-- What is required --
From the first line to the last, restate the material word for word; pictures stay out.

-- Information provided --

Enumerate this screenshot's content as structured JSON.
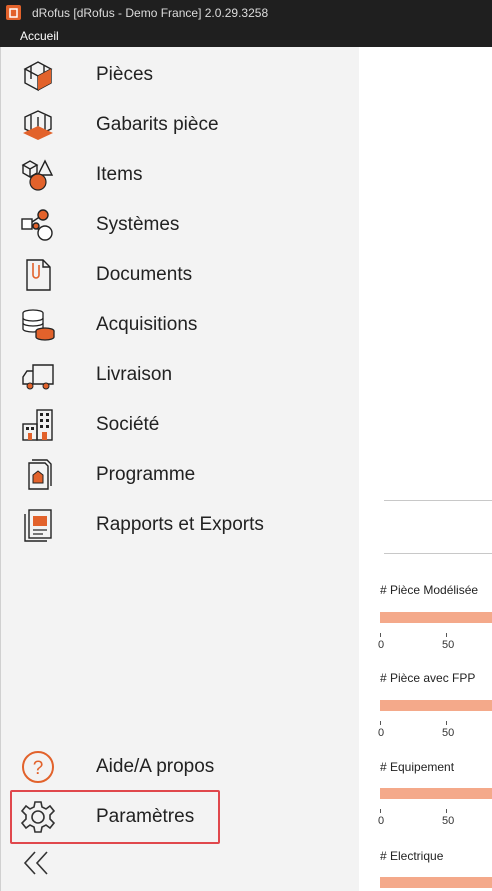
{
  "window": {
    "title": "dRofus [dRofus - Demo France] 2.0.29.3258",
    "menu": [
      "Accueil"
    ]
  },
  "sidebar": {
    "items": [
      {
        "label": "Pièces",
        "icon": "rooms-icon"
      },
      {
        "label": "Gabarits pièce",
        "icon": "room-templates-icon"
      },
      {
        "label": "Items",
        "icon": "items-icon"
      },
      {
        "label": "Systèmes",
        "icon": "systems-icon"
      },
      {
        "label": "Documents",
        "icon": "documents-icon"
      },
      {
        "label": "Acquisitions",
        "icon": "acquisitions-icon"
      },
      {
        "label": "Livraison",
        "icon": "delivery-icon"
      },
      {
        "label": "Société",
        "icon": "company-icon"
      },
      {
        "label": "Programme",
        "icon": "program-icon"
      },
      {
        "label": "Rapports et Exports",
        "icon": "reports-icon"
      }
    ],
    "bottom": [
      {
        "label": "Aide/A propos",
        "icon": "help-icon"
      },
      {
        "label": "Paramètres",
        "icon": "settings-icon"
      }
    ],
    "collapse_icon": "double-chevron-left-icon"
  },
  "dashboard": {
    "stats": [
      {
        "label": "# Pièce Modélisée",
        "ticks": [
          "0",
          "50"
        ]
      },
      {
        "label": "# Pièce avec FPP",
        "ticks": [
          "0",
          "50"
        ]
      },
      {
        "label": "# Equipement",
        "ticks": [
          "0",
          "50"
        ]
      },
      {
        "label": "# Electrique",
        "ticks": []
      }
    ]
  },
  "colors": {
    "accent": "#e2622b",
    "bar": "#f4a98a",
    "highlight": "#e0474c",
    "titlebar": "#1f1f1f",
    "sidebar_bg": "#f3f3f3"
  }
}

-- Written response --
Enumerate this screenshot's content as structured JSON.
{
  "window": {
    "title": "dRofus [dRofus - Demo France] 2.0.29.3258",
    "menu": [
      "Accueil"
    ]
  },
  "sidebar": {
    "items": [
      {
        "label": "Pièces",
        "icon": "rooms-icon"
      },
      {
        "label": "Gabarits pièce",
        "icon": "room-templates-icon"
      },
      {
        "label": "Items",
        "icon": "items-icon"
      },
      {
        "label": "Systèmes",
        "icon": "systems-icon"
      },
      {
        "label": "Documents",
        "icon": "documents-icon"
      },
      {
        "label": "Acquisitions",
        "icon": "acquisitions-icon"
      },
      {
        "label": "Livraison",
        "icon": "delivery-icon"
      },
      {
        "label": "Société",
        "icon": "company-icon"
      },
      {
        "label": "Programme",
        "icon": "program-icon"
      },
      {
        "label": "Rapports et Exports",
        "icon": "reports-icon"
      }
    ],
    "bottom": [
      {
        "label": "Aide/A propos",
        "icon": "help-icon"
      },
      {
        "label": "Paramètres",
        "icon": "settings-icon"
      }
    ],
    "collapse_icon": "double-chevron-left-icon"
  },
  "dashboard": {
    "stats": [
      {
        "label": "# Pièce Modélisée",
        "ticks": [
          "0",
          "50"
        ]
      },
      {
        "label": "# Pièce avec FPP",
        "ticks": [
          "0",
          "50"
        ]
      },
      {
        "label": "# Equipement",
        "ticks": [
          "0",
          "50"
        ]
      },
      {
        "label": "# Electrique",
        "ticks": []
      }
    ]
  },
  "colors": {
    "accent": "#e2622b",
    "bar": "#f4a98a",
    "highlight": "#e0474c",
    "titlebar": "#1f1f1f",
    "sidebar_bg": "#f3f3f3"
  }
}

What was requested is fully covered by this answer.